Stored items

──────

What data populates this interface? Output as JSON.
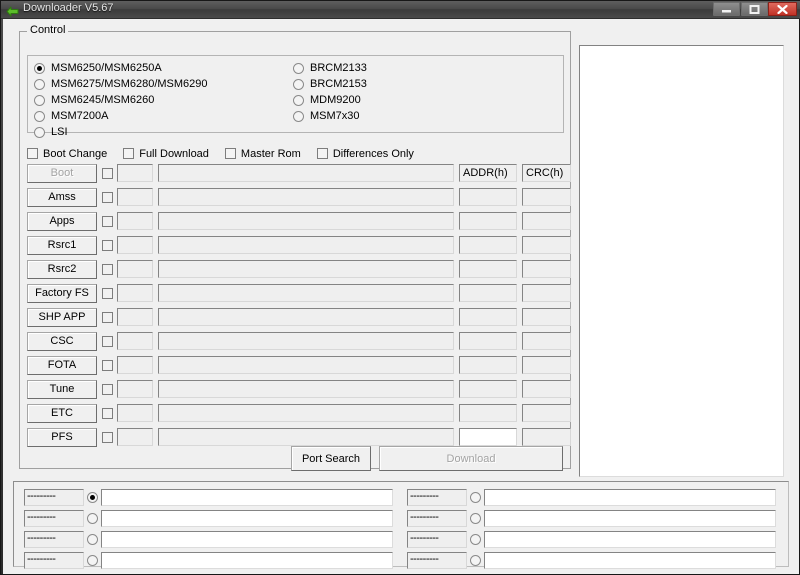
{
  "window": {
    "title": "Downloader V5.67",
    "icon": "green-left-arrow-icon",
    "minimize_label": "–",
    "maximize_label": "□",
    "close_label": "✕",
    "accent_close": "#c03226",
    "face_color": "#f0f0f0"
  },
  "control_group": {
    "legend": "Control",
    "chips": {
      "left": [
        {
          "label": "MSM6250/MSM6250A",
          "selected": true
        },
        {
          "label": "MSM6275/MSM6280/MSM6290",
          "selected": false
        },
        {
          "label": "MSM6245/MSM6260",
          "selected": false
        },
        {
          "label": "MSM7200A",
          "selected": false
        },
        {
          "label": "LSI",
          "selected": false
        }
      ],
      "right": [
        {
          "label": "BRCM2133",
          "selected": false
        },
        {
          "label": "BRCM2153",
          "selected": false
        },
        {
          "label": "MDM9200",
          "selected": false
        },
        {
          "label": "MSM7x30",
          "selected": false
        }
      ]
    },
    "options": [
      {
        "label": "Boot Change",
        "checked": false
      },
      {
        "label": "Full Download",
        "checked": false
      },
      {
        "label": "Master Rom",
        "checked": false
      },
      {
        "label": "Differences Only",
        "checked": false
      }
    ],
    "column_headers": {
      "addr": "ADDR(h)",
      "crc": "CRC(h)"
    },
    "rows": [
      {
        "button": "Boot",
        "enabled": false,
        "checked": false,
        "size": "",
        "path": "",
        "addr": "ADDR(h)",
        "crc": "CRC(h)",
        "addr_white": false
      },
      {
        "button": "Amss",
        "enabled": true,
        "checked": false,
        "size": "",
        "path": "",
        "addr": "",
        "crc": "",
        "addr_white": false
      },
      {
        "button": "Apps",
        "enabled": true,
        "checked": false,
        "size": "",
        "path": "",
        "addr": "",
        "crc": "",
        "addr_white": false
      },
      {
        "button": "Rsrc1",
        "enabled": true,
        "checked": false,
        "size": "",
        "path": "",
        "addr": "",
        "crc": "",
        "addr_white": false
      },
      {
        "button": "Rsrc2",
        "enabled": true,
        "checked": false,
        "size": "",
        "path": "",
        "addr": "",
        "crc": "",
        "addr_white": false
      },
      {
        "button": "Factory FS",
        "enabled": true,
        "checked": false,
        "size": "",
        "path": "",
        "addr": "",
        "crc": "",
        "addr_white": false
      },
      {
        "button": "SHP APP",
        "enabled": true,
        "checked": false,
        "size": "",
        "path": "",
        "addr": "",
        "crc": "",
        "addr_white": false
      },
      {
        "button": "CSC",
        "enabled": true,
        "checked": false,
        "size": "",
        "path": "",
        "addr": "",
        "crc": "",
        "addr_white": false
      },
      {
        "button": "FOTA",
        "enabled": true,
        "checked": false,
        "size": "",
        "path": "",
        "addr": "",
        "crc": "",
        "addr_white": false
      },
      {
        "button": "Tune",
        "enabled": true,
        "checked": false,
        "size": "",
        "path": "",
        "addr": "",
        "crc": "",
        "addr_white": false
      },
      {
        "button": "ETC",
        "enabled": true,
        "checked": false,
        "size": "",
        "path": "",
        "addr": "",
        "crc": "",
        "addr_white": false
      },
      {
        "button": "PFS",
        "enabled": true,
        "checked": false,
        "size": "",
        "path": "",
        "addr": "",
        "crc": "",
        "addr_white": true
      }
    ],
    "actions": {
      "port_search": {
        "label": "Port Search",
        "enabled": true
      },
      "download": {
        "label": "Download",
        "enabled": false
      }
    }
  },
  "log_panel": {
    "text": ""
  },
  "ports": {
    "left": [
      {
        "tag": "---------",
        "selected": true,
        "value": ""
      },
      {
        "tag": "---------",
        "selected": false,
        "value": ""
      },
      {
        "tag": "---------",
        "selected": false,
        "value": ""
      },
      {
        "tag": "---------",
        "selected": false,
        "value": ""
      }
    ],
    "right": [
      {
        "tag": "---------",
        "selected": false,
        "value": ""
      },
      {
        "tag": "---------",
        "selected": false,
        "value": ""
      },
      {
        "tag": "---------",
        "selected": false,
        "value": ""
      },
      {
        "tag": "---------",
        "selected": false,
        "value": ""
      }
    ]
  }
}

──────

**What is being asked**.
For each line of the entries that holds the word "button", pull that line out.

**Output below**.
        "button": "Boot",
        "button": "Amss",
        "button": "Apps",
        "button": "Rsrc1",
        "button": "Rsrc2",
        "button": "Factory FS",
        "button": "SHP APP",
        "button": "CSC",
        "button": "FOTA",
        "button": "Tune",
        "button": "ETC",
        "button": "PFS",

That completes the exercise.